Rotational velocity is the #1 component to a fast swing (with power). You see some guys with what looks like fast swings, but they can’t deliver energy to the ball. Remember … it’s not about weight transfer, or bat speed, it’s about transferring energy. If the bat, or your hands and arms absorb, or use energy, that’s not good because it’s not making it to the ball. So getting a good forward movement has to set the table for your rotation, and the rotation phase preludes the arm thrust phase. I called it an ‘arm thrust’ because I don’t know how else to put it. It’s not a ‘thrust’ per say, but it is most definitely a straightening/finishing, which allows/forces the kinetic and potential energy out through the bat.
Take a look at this footage and pay attention to the arms, but particular attention to the back arm. Watch how they use the straightening of their arms to drive their hands forward, and the back arm to also bring the bat head around. Many coaches say “It’s all in the wrists”, but to get that much weight (the bat head) to accelerate to that degree in that short a time … your wrists would be only minimally successful – you need your arms! If the player straightens out their arms too soon, they lose that bat head speed. What they are doing essentially is releasing that energy prematurely. It’s the same for throwing where if a player tries to throw with a straight arm, they look like they’re throwing a hand grenade. To get max output on a throw, you need to push the ball forward with a whip of the hand that comes from the straightening of the arm at the elbow.
The speed and power in a baseball swing is to a large degree generated by the arms, and very late in the swing sequence. The other elements we identify I.E. balance, creating a positive movement to un-weight the bat and the players own body, high velocity rotation of the upper torso, etc are all extremely important for sure – but … all that is lost (or can be stolen), and can be sabotaged by what happens in the last moments before impact.
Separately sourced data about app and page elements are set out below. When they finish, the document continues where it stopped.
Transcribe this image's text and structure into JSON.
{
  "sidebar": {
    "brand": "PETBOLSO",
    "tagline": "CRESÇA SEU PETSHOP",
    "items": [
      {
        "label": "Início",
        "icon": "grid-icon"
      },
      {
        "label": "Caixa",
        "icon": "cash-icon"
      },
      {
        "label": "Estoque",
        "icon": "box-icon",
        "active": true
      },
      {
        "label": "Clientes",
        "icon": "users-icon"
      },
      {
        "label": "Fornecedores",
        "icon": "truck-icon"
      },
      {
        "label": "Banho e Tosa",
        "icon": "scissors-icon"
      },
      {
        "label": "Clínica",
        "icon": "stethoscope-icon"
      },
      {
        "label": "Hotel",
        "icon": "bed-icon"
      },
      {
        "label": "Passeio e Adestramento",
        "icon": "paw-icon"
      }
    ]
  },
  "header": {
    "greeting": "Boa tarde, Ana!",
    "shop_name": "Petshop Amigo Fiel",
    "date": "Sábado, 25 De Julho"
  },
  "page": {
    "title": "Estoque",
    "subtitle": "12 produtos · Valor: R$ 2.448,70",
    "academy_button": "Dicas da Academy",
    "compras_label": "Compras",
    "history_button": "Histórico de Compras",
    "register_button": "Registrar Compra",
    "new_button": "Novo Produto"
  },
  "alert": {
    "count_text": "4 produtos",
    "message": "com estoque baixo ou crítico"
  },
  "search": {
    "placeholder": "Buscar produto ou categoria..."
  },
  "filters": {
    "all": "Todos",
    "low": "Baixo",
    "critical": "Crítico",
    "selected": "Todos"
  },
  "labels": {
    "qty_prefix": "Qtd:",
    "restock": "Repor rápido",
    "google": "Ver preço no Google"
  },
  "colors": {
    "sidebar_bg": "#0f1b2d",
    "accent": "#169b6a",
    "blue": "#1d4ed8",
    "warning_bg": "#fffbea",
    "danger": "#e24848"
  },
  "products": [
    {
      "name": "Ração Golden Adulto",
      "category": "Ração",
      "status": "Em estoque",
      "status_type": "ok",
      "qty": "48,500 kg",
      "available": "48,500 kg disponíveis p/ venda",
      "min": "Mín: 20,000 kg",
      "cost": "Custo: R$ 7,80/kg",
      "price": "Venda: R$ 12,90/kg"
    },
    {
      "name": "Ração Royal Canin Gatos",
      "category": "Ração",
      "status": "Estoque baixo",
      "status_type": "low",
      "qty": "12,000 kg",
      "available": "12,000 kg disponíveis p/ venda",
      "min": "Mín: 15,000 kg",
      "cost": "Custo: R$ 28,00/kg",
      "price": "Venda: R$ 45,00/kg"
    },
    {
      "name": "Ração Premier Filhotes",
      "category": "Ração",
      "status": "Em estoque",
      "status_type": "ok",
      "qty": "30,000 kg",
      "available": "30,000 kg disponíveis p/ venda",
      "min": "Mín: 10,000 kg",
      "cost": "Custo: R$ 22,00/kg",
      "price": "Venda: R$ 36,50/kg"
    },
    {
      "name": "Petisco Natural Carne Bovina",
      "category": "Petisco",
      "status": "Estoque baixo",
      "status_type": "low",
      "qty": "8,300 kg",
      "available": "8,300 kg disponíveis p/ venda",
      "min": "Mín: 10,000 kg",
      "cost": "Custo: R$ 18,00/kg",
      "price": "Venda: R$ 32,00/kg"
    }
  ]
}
That’s where the player utilizes the energy collected from the other components of the swing.
@Bob: I love how you describe the swing as transferring energy. Albert Einstein once said about energy, “Energy cannot be created or destroyed, it can only be changed from one form to another.” This is important because like you said if the player straightens out the front arm too soon, the bat head slows down. It’s simple turning science. The arms drift away from a human’s center of mass, spinning slows down. If the arms (and legs) stay close to the center, then rotation speeds up. And since a hitter is taking that linear and angular momentum energy and transferring it into the barrel, then ultimately the incoming pitch…the arms have to straighten out in the follow through. We’re letting go of the spinning rock on a string in a specific direction. Not just keeping the rock spinning in a circle (like an ice skater). But the human movement rules for turning faster are the same.
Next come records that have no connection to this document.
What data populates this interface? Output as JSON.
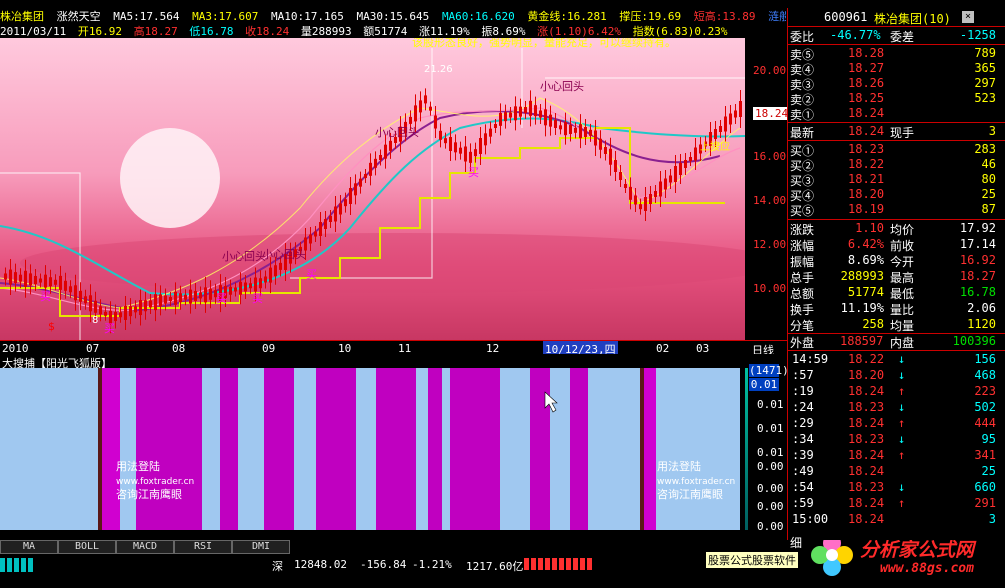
{
  "header": {
    "stock_name": "株冶集团",
    "period_label": "涨然天空",
    "ma5": "MA5:17.564",
    "ma3": "MA3:17.607",
    "ma10": "MA10:17.165",
    "ma30": "MA30:15.645",
    "ma60": "MA60:16.620",
    "gold": "黄金线:16.281",
    "resist": "撑压:19.69",
    "short": "短高:13.89",
    "lian": "涟般"
  },
  "subheader": {
    "date": "2011/03/11",
    "open": "开16.92",
    "high": "高18.27",
    "low": "低16.78",
    "close": "收18.24",
    "vol": "量288993",
    "amt": "额51774",
    "chg": "涨11.19%",
    "amp": "振8.69%",
    "zhang": "涨(1.10)6.42%",
    "idx": "指数(6.83)0.23%"
  },
  "annotation": "该股形态良好，强势明显，量能充足，可以继续持有。",
  "chart_labels": {
    "peak": "21.26",
    "xiao1": "小心回头",
    "xiao2": "小心回头",
    "xiao3": "小心回头",
    "xiao4": "小心回头",
    "mai1": "买",
    "mai2": "买",
    "mai3": "买",
    "mai4": "买",
    "mai5": "买",
    "mai6": "买",
    "low": "8",
    "shangsuo": "上搜应",
    "dollar": "$",
    "price_tag": "18.24"
  },
  "y_ticks": [
    "20.00",
    "18.00",
    "16.00",
    "14.00",
    "12.00",
    "10.00"
  ],
  "x_ticks": [
    "2010",
    "07",
    "08",
    "09",
    "10",
    "11",
    "12",
    "02",
    "03"
  ],
  "x_cursor": "10/12/23,四",
  "x_day": "日线",
  "indicator": {
    "title": "大搜捕【阳光飞狐版】",
    "val1": "(1471)",
    "val2": "0.01",
    "ticks": [
      "0.01",
      "0.01",
      "0.01",
      "0.00",
      "0.00",
      "0.00",
      "0.00"
    ],
    "promo1": "用法登陆",
    "promo2": "www.foxtrader.cn",
    "promo3": "咨询江南鹰眼",
    "promo4": "用法登陆",
    "promo5": "www.foxtrader.cn",
    "promo6": "咨询江南鹰眼"
  },
  "tabs": [
    "MA",
    "BOLL",
    "MACD",
    "RSI",
    "DMI"
  ],
  "status": {
    "market": "深",
    "index": "12848.02",
    "chg": "-156.84",
    "pct": "-1.21%",
    "amt": "1217.60亿",
    "ad": "股票公式股票软件"
  },
  "watermark": {
    "name": "分析家公式网",
    "url": "www.88gs.com"
  },
  "right": {
    "code": "600961",
    "name": "株冶集团(10)",
    "close_icon": "x-icon",
    "weibi_l": "委比",
    "weibi": "-46.77%",
    "weicha_l": "委差",
    "weicha": "-1258",
    "sells": [
      {
        "l": "卖⑤",
        "p": "18.28",
        "v": "789"
      },
      {
        "l": "卖④",
        "p": "18.27",
        "v": "365"
      },
      {
        "l": "卖③",
        "p": "18.26",
        "v": "297"
      },
      {
        "l": "卖②",
        "p": "18.25",
        "v": "523"
      },
      {
        "l": "卖①",
        "p": "18.24",
        "v": ""
      }
    ],
    "last_l": "最新",
    "last": "18.24",
    "now_l": "现手",
    "now": "3",
    "buys": [
      {
        "l": "买①",
        "p": "18.23",
        "v": "283"
      },
      {
        "l": "买②",
        "p": "18.22",
        "v": "46"
      },
      {
        "l": "买③",
        "p": "18.21",
        "v": "80"
      },
      {
        "l": "买④",
        "p": "18.20",
        "v": "25"
      },
      {
        "l": "买⑤",
        "p": "18.19",
        "v": "87"
      }
    ],
    "stats": [
      {
        "a": "涨跌",
        "b": "1.10",
        "c": "均价",
        "d": "17.92"
      },
      {
        "a": "涨幅",
        "b": "6.42%",
        "c": "前收",
        "d": "17.14"
      },
      {
        "a": "振幅",
        "b": "8.69%",
        "c": "今开",
        "d": "16.92"
      },
      {
        "a": "总手",
        "b": "288993",
        "c": "最高",
        "d": "18.27"
      },
      {
        "a": "总额",
        "b": "51774",
        "c": "最低",
        "d": "16.78"
      },
      {
        "a": "换手",
        "b": "11.19%",
        "c": "量比",
        "d": "2.06"
      },
      {
        "a": "分笔",
        "b": "258",
        "c": "均量",
        "d": "1120"
      }
    ],
    "wai_l": "外盘",
    "wai": "188597",
    "nei_l": "内盘",
    "nei": "100396",
    "ticks": [
      {
        "t": "14:59",
        "p": "18.22",
        "d": "↓",
        "v": "156"
      },
      {
        "t": ":57",
        "p": "18.20",
        "d": "↓",
        "v": "468"
      },
      {
        "t": ":19",
        "p": "18.24",
        "d": "↑",
        "v": "223"
      },
      {
        "t": ":24",
        "p": "18.23",
        "d": "↓",
        "v": "502"
      },
      {
        "t": ":29",
        "p": "18.24",
        "d": "↑",
        "v": "444"
      },
      {
        "t": ":34",
        "p": "18.23",
        "d": "↓",
        "v": "95"
      },
      {
        "t": ":39",
        "p": "18.24",
        "d": "↑",
        "v": "341"
      },
      {
        "t": ":49",
        "p": "18.24",
        "d": "",
        "v": "25"
      },
      {
        "t": ":54",
        "p": "18.23",
        "d": "↓",
        "v": "660"
      },
      {
        "t": ":59",
        "p": "18.24",
        "d": "↑",
        "v": "291"
      },
      {
        "t": "15:00",
        "p": "18.24",
        "d": "",
        "v": "3"
      }
    ],
    "xi": "细"
  }
}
just a thought… What if there were two rotational swings combining to forming an eclipse… So the first one is using the linear momentum of the bodies forward movement and the lag of the pelvis… And angular momentum of the lead foot going outside that foot… This circle is axise around the lead hip… The second circle with an axis at the torso where the angular momentum of the torso already moving towards the rear and the linear momentum and force of the lean back from the collapse back side… Really just leaning back during lateral tilt which auto because of the pelvis lag and body moving forward… Than you you push off just like you did in the front… I hope you find this interesting….~DM
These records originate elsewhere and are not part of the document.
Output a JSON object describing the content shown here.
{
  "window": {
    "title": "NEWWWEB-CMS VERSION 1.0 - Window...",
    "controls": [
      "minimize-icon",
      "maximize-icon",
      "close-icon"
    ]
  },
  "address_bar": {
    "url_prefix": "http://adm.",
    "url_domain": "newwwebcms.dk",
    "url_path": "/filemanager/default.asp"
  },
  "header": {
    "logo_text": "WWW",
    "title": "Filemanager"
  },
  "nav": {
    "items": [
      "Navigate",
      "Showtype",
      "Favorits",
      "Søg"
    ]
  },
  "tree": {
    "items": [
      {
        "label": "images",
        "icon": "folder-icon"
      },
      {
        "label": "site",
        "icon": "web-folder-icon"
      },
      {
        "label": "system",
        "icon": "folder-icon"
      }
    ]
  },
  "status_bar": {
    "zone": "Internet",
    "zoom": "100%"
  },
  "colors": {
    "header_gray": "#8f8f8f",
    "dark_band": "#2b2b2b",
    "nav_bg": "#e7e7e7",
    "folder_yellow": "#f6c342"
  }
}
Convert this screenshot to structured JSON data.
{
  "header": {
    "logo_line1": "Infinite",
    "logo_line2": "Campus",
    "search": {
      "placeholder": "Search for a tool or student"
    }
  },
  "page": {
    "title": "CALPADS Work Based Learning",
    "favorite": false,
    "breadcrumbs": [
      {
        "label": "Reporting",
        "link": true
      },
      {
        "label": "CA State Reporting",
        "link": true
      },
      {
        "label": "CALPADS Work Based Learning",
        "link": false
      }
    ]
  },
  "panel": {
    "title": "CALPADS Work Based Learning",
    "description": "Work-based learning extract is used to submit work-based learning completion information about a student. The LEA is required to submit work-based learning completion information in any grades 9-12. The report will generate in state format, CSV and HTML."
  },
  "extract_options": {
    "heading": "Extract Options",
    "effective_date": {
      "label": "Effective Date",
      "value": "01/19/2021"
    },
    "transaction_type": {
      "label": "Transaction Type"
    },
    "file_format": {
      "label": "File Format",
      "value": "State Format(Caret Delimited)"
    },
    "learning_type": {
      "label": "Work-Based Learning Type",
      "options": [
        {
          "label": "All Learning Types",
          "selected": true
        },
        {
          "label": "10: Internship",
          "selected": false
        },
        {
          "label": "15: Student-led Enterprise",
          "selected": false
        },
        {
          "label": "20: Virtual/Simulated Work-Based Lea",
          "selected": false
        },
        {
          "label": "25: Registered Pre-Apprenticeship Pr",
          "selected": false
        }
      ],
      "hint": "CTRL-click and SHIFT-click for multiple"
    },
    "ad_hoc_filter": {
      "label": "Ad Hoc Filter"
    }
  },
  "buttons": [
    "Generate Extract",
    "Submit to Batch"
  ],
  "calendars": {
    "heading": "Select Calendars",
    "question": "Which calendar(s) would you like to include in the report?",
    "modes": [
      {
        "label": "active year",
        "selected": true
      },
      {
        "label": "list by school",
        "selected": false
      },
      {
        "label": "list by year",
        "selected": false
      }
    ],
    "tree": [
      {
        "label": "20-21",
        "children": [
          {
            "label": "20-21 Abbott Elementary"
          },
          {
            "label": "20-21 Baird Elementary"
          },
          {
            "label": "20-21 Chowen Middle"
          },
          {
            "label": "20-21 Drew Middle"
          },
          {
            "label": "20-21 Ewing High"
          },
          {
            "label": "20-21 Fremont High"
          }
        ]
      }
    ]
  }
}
I’m trying to wrap my head around what you’re saying Djura, but I blame 17 years of playing on a honing of kinesthetic and audible learning methods with less on visual (reading). Do you feel comfortable sending a video of what you’re saying?